How to complete this task: The answer must be every line of the data that holds the word "Настройки".
***** Data records
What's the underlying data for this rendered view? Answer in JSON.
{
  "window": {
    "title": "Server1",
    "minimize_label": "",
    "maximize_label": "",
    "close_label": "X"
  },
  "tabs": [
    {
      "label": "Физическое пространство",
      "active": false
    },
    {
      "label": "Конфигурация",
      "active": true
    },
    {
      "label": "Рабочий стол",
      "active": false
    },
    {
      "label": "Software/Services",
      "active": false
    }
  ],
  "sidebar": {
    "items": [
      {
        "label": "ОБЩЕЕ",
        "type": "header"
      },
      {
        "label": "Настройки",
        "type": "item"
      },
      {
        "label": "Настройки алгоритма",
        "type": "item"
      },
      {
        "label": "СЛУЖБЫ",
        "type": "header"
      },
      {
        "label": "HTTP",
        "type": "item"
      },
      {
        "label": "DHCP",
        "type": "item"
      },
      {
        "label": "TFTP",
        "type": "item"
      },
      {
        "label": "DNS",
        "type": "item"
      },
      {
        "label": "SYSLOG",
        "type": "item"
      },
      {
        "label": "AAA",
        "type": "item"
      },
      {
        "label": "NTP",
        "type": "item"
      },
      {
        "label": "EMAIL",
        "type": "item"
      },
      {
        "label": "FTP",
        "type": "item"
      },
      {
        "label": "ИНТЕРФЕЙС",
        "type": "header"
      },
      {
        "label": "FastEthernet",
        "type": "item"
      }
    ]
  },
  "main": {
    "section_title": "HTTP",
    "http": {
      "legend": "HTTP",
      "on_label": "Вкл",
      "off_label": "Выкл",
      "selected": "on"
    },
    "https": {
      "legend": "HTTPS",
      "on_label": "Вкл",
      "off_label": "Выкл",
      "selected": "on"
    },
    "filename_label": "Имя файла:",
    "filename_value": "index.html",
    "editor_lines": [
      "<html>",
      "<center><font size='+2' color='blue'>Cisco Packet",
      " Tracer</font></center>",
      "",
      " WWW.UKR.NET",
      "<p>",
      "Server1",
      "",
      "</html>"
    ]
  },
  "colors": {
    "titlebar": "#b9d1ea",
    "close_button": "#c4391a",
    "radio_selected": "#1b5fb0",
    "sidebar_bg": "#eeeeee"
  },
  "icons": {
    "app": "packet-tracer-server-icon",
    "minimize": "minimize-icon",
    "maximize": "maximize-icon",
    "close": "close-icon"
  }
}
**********
Answer to the problem:
        "label": "Настройки",
        "label": "Настройки алгоритма",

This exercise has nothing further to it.